James Neihart and two companions located rich silver deposits at Neihart in 1881. By spring of 1892, the town was officially named after Mr. Neihart. Later that year a post office was established and Neihart's long history as one of Montana's largest silver producers had begun.
The principal mines of the area in the early 1880s were the Queen of the Hills, Moulton, Ingersoll, Mountain Chief, Benton group and Florence.
In 1891 a branch line of the Montana Central Railroad reached Neihart renewing growth in the nearly decade-old camp. Unlike many mining towns that lasted only a few years or decades, Neihart persisted as a mining center until World War II. The railroad branch line operated until 1945.
Neihart survived into the 1900's as a silver producer, but it was Zinc that helped the town survive fluctuations in the silver markets. Demand for zinc skyrocketed during the World Wars, providing much needed stimulus of Neihart's mines.
Neihart's fifty-plus mines produced over $15 million in silver and other minerals between 1881 and 1945.
Neihart in the News
Happenings in Neihart have been documented to some degree in historical newspapers. Here are a few articles that illustrate key events in the town:
April 25, 1896: News was received here this morning to the effect that at midnight last night the powder magazine belonging to the Broadwater group of mines near Neihart exploded. Seven men were killed and sixteen wounded many of them seriously

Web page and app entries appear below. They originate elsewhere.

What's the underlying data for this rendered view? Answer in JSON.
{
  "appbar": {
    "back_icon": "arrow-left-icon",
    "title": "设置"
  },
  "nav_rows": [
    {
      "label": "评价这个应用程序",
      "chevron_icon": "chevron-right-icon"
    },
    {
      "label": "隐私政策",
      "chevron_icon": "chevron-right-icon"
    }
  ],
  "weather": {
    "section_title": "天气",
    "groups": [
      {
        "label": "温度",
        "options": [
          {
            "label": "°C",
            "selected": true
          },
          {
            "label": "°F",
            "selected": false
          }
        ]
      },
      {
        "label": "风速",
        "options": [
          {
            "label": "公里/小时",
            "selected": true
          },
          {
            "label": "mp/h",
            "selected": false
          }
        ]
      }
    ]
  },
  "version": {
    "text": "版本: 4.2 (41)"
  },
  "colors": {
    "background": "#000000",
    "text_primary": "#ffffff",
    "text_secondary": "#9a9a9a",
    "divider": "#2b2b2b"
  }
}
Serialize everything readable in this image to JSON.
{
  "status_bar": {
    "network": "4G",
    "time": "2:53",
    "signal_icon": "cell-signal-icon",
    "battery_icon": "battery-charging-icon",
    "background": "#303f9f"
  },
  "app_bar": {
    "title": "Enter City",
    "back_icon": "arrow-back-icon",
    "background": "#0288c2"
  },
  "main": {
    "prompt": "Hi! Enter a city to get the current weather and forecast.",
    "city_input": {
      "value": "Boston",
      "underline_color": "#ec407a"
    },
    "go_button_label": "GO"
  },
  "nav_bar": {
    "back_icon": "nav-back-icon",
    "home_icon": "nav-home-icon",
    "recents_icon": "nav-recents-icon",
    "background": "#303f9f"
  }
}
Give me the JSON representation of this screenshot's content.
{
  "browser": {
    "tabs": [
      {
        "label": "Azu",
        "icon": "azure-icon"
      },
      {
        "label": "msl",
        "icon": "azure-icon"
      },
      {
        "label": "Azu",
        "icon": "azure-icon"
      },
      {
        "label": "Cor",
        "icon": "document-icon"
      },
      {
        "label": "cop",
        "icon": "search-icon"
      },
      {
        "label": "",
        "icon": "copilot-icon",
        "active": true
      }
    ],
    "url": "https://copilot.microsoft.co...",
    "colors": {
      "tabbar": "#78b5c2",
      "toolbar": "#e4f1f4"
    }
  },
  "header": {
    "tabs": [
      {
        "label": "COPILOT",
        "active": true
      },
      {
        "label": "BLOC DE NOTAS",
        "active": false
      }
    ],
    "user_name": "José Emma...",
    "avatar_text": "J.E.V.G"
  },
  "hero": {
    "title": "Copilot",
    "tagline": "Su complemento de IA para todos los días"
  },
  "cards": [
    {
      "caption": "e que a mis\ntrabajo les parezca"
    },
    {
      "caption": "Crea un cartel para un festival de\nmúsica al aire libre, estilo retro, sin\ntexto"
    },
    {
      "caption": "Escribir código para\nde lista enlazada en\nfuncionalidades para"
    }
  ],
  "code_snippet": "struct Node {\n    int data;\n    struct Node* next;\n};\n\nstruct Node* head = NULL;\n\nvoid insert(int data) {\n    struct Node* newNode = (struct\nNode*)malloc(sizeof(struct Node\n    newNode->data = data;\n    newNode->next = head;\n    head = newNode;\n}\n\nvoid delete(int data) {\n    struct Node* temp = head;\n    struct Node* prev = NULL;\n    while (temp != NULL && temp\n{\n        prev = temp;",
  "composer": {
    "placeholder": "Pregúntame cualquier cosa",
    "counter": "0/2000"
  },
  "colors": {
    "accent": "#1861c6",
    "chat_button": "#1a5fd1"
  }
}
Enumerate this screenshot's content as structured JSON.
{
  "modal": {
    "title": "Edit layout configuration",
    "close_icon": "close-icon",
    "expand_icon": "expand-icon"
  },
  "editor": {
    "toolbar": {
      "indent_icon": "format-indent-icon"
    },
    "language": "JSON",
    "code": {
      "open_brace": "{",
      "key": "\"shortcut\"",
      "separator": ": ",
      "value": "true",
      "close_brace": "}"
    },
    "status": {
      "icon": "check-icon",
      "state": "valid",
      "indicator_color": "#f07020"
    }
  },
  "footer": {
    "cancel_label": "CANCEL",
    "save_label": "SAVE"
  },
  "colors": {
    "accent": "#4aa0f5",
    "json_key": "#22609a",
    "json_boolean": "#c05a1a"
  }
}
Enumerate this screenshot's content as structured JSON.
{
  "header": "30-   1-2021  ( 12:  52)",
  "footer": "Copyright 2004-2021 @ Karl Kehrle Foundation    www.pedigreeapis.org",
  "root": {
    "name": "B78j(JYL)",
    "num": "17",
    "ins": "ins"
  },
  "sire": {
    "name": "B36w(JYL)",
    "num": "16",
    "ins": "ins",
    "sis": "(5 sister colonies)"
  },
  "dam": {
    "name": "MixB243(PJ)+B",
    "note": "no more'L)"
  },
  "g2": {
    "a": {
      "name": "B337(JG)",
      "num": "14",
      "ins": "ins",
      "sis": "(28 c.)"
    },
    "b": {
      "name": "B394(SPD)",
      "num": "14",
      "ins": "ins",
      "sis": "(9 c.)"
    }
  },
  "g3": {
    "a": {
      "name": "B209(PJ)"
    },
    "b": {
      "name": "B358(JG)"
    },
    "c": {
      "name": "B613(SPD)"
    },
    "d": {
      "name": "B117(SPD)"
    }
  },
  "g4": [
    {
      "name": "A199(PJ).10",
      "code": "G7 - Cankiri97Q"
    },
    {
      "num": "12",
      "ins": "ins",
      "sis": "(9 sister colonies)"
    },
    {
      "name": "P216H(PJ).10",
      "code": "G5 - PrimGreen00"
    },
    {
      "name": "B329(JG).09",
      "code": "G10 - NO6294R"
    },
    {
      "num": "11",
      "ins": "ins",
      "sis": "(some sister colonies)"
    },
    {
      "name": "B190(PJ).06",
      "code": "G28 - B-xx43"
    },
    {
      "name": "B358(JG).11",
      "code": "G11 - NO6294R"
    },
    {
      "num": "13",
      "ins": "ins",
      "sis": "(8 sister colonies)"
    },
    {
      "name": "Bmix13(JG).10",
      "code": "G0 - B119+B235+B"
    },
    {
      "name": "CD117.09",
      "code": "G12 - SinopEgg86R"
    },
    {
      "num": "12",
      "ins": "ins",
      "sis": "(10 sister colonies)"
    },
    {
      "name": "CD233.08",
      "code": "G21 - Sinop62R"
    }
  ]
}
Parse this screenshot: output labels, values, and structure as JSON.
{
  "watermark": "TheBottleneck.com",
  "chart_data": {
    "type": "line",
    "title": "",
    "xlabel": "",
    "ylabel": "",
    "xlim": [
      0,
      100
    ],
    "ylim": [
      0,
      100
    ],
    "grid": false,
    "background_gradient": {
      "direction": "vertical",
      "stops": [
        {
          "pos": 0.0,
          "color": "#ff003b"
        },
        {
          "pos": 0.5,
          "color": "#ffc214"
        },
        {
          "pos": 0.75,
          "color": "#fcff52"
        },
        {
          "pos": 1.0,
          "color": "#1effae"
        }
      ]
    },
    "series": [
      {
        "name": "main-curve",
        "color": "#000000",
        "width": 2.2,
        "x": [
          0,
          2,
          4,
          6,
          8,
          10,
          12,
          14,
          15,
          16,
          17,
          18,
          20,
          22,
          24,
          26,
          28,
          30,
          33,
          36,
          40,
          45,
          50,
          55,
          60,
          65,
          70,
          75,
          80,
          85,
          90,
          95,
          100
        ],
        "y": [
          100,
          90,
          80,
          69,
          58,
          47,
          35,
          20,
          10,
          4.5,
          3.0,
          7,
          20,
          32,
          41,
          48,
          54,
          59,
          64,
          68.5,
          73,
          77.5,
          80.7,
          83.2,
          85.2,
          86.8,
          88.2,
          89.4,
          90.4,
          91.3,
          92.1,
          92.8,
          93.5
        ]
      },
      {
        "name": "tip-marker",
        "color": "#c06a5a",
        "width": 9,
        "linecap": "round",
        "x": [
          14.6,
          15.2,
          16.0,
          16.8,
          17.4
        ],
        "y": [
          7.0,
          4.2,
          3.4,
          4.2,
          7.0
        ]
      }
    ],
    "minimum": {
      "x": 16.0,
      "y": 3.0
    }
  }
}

Feb 7, 1894: The mines of Neihart, Montana, the greatest silver camp in that state have resumed operations and are employing more men than ever before . Neihart anticipates a prosperous season, if no further decline in silver takes place. The Cripple Creek Morning Journal estimates that the shipments of smelting ore from the camp have averaged 140 tons per day during January, and thinks the mills are handling 300 tons additional every twenty-four hours.